Archive for August, 2004

Some of the things

Saturday, August 7th, 2004

That make backpacking fun…

Walking back to my room this morning at about 1:30 – my room is oddly enough over the road from the main building. Saw a guy with a big backpack looking around rather dejectedly, pushing on what he thought was the door of the hostel but finding only disappointment.

“Looking for the hostel, mate? That door over there” and seeing his eyes light up.

Having a shower at 2am after a seriously humid day is also one of those nice little things. Slept well last night.

Bicycle tour of Brussels this morning. Stefan and I were riding periliously close to the lovely Kim from Seoul snapping photos that probably aren’t fit for print here. They have some fascinating fashion these Korean girls.

We trashed the bikes good and proper.

I can’t imagine anyone in Melbourne running a bicycle tour with 15 people, no helmets, no respect for road rules on questionably maintained bike. Nor would I get away with walking around the bar sans shoes.

Haven’t found any waffles yet but the chocolate rocks.


Friday, August 6th, 2004

Eurostar (train) is a good way to get out of London. Cheap, fast, fully automated. Anyway in Brussels now where the trains are mercifully much cheaper and less crowded. Nice.

Haven’t done a whole lot yet, save for get very pissed last night with a great group of people from many faraway places. Met a couple of amazing musicians who plied their skills for everyones benefit, too. Apparently Van Gogh used to work in this building (where the hostel is housed). It’s quite a funky, avante garde kind of space.

Went to Atomiom – an enormous steel structure that looks vaguely like an atom. I loved it, actually and took many photos, none of which you or I will see since I lost my camera on the way home. Along with 160 odd photos from the last couple of weeks. Not happy. But at least I have 200 others sitting on a flash card at home. Most of the really picturesque stuff is on there.

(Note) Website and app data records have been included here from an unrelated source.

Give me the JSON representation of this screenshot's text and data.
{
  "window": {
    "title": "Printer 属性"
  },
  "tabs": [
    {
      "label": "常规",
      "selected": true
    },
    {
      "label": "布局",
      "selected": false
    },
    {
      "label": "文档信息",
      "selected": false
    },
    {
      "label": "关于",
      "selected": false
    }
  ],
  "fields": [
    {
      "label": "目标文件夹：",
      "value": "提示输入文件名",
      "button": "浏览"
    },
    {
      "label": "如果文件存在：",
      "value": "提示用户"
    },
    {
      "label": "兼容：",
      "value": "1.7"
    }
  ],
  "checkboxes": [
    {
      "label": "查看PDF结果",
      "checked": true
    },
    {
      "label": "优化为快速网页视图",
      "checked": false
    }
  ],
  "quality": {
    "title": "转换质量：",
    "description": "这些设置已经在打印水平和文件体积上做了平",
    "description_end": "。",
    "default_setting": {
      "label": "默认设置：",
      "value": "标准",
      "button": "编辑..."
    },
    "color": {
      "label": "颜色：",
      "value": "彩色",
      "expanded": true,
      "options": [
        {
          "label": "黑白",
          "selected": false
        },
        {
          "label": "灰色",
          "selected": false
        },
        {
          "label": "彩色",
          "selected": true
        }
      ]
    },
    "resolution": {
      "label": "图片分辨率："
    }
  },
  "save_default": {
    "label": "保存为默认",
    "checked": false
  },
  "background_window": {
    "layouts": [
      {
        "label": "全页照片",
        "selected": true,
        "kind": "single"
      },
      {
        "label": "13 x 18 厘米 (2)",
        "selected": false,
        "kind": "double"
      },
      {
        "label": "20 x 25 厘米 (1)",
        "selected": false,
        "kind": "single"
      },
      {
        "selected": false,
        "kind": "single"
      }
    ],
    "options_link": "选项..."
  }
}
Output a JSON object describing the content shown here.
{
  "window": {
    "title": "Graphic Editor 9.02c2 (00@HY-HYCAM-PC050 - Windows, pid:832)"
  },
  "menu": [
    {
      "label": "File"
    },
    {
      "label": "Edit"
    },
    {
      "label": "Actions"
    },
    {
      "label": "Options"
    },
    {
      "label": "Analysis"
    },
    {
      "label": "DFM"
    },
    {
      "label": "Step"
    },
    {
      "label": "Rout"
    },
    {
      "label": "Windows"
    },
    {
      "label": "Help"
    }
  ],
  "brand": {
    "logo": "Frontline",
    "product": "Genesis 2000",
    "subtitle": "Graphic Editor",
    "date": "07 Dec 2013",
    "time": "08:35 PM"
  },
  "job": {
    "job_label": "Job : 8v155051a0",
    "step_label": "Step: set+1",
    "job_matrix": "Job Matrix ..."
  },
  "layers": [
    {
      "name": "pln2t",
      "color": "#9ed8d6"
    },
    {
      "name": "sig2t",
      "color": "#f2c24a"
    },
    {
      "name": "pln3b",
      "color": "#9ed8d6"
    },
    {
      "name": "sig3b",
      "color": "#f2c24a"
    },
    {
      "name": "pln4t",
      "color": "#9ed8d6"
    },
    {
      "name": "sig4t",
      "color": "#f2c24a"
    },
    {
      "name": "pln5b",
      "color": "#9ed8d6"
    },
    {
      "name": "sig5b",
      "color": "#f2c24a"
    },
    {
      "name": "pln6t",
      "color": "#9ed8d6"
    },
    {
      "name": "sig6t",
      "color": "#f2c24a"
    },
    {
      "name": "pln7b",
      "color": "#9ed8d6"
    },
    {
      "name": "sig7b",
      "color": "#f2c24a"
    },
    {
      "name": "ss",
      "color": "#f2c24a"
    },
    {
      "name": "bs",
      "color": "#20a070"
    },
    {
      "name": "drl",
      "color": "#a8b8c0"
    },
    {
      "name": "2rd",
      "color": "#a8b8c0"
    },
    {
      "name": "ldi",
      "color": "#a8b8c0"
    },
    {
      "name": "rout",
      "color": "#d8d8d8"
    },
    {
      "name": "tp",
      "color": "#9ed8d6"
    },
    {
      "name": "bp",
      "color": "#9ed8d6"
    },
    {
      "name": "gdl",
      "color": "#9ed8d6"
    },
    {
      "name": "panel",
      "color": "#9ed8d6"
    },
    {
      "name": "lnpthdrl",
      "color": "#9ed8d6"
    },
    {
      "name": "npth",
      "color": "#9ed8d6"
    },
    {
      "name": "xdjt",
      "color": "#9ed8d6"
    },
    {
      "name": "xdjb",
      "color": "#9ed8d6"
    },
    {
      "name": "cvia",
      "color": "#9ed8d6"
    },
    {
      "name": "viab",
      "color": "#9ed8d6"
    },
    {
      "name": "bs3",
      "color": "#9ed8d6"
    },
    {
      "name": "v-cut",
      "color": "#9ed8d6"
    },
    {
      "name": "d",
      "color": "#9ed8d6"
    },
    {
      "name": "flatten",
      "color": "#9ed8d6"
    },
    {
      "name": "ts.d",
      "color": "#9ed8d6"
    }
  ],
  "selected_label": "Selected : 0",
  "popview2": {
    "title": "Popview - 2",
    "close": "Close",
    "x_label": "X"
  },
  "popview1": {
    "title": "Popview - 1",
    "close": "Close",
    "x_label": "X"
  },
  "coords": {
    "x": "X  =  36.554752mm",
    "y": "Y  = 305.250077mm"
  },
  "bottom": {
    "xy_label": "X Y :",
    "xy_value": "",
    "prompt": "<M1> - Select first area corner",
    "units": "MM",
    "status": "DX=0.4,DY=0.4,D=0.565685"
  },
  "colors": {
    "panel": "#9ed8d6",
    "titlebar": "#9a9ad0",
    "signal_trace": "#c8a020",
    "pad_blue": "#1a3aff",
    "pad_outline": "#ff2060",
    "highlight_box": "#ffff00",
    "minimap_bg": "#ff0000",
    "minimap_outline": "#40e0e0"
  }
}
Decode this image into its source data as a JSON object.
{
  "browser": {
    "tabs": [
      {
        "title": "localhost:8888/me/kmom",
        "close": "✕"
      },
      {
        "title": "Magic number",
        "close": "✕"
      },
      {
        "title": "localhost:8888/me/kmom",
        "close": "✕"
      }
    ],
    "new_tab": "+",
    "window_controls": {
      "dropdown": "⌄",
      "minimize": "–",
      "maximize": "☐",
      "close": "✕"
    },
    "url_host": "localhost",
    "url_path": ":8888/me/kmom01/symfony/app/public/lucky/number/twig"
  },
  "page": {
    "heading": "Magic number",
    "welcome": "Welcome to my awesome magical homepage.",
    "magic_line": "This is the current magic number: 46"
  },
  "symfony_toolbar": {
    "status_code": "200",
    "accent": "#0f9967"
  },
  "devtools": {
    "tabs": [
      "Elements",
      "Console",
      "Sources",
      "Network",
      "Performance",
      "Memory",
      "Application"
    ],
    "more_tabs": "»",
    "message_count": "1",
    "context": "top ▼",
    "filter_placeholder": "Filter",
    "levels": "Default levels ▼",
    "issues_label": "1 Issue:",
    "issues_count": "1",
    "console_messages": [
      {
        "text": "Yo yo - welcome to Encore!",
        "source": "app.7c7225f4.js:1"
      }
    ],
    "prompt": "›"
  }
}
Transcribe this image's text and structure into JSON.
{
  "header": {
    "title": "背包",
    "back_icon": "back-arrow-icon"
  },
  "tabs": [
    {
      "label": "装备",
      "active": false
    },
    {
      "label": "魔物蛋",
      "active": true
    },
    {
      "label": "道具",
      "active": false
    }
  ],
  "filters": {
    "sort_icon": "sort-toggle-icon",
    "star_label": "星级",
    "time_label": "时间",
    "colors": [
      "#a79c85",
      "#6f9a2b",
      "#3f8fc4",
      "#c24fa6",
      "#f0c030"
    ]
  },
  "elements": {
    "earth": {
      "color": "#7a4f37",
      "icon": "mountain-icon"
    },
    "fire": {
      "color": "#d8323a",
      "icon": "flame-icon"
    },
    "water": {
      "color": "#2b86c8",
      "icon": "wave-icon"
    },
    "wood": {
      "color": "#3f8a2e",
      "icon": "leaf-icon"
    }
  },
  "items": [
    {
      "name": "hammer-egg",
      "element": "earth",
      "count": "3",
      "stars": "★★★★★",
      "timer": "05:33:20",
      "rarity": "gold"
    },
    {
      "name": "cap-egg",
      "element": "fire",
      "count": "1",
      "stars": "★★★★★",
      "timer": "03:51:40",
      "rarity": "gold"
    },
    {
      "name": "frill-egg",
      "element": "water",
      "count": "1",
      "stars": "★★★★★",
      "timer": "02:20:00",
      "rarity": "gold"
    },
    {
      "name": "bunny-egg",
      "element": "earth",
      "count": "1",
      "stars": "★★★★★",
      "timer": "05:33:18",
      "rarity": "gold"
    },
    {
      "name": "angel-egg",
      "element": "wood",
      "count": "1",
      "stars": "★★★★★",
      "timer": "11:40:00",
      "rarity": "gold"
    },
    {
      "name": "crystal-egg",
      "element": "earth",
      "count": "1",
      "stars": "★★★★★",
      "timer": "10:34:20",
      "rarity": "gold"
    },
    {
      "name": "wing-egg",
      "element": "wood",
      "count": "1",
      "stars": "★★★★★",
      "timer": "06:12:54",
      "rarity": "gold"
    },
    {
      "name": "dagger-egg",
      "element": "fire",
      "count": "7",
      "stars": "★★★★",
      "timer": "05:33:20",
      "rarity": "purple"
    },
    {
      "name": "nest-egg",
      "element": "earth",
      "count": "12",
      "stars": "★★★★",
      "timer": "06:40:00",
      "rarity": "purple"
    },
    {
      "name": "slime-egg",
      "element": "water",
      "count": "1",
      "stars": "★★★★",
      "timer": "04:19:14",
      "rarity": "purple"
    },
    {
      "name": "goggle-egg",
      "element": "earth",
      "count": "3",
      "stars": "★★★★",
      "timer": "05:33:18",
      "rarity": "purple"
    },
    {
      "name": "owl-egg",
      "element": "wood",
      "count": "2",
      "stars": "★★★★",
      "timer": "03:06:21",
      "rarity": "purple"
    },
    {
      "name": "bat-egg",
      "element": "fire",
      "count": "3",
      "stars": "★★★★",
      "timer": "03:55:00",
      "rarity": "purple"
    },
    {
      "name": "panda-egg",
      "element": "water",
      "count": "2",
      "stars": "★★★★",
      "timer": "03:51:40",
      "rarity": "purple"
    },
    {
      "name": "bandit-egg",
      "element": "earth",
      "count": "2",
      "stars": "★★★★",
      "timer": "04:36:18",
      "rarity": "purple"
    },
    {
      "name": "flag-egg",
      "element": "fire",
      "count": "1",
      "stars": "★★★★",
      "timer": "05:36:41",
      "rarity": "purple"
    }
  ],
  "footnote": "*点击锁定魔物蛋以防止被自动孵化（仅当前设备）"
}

Also went to Mini Europe which is brilliant. In fact having seen that I really don’t need to go anywhere else. It’s basically all the major monuments/buildings recreated at 1:25 scale. Amazing detail – each piece costs around 80,000 euros.

I’ll spend tomorrow here – still lots more to check out even if I can’t record the moments on a camera. It actually feels like something of a blessing not having to snap photos all the time.

Probably onto Amsterdam after that, I have a good hostel recommendation and the train fare is surprisingly cheap.

Very hot here, contrary to what the forecasters said. Unlike London it doesn’t cool down at night either. I might have to check out that waterslide I saw today ;-)

About ready…

Monday, August 2nd, 2004

… to move on from London now. Don’t have a great deal of inclination today to hop on the train and fight the people traffic to do some more sightseeing. Actually there isn’t a whole lot more here that I’m keen to see.

I’ve done a few things over the last couple of days that have been important to me. Notably a tour of Royal Albert Hall. That place has been a vision in my mind for a number of years now – since reading about the likes of Led Zeppelin and The Rolling Stones playing there in the very early 70s. It’s a truly amazing hall and I can’t wait to get home and watch my Led Zep DVD of them playing there again ;-) We even got to skulk around Her Majesty’s private waiting room.

Spending a few hours watching the ducks in Hyde Park was also time well spent. My mental image of that place owed itself to Douglas Adams’ descriptions of it in So Long and Thanks For All the Fish. For me much of the attraction of London is to finally walk through the places I’ve been aware of for so many years. Could anyone honestly say that when getting the tube through Picadilly or walking up Oxford/Bond St’s or Park Lane that they don’t think of the Monopoly board?

I got stung by nettles yesterday. They really are nasty little buggers, I’ve never met a plant that could be so offensive. Or is it a weed? Anyway: Steer clear.

So yesterday, finally, I made it to a bike race. Fittingly it was far and away the best race I’ve ever been to, so it all worked out nicely in the end. An Australian won one of the races, and so carrying our flag, a beer, and listening to the national anthem is a moment I won’t quickly forget. There were actually only a handful of other Aussie supporters there (well ones that bothered to bring flags) so attracting the attention of our riders on the warm up/down laps and getting a wave was easy enough.

The weather has been pretty amazing. 26-30 every day I’ve been here, which apparently is some kind of record in the UK. Unfortunately it doesn’t look so good once I get to Belgium, with showers forecast every day that I’m there.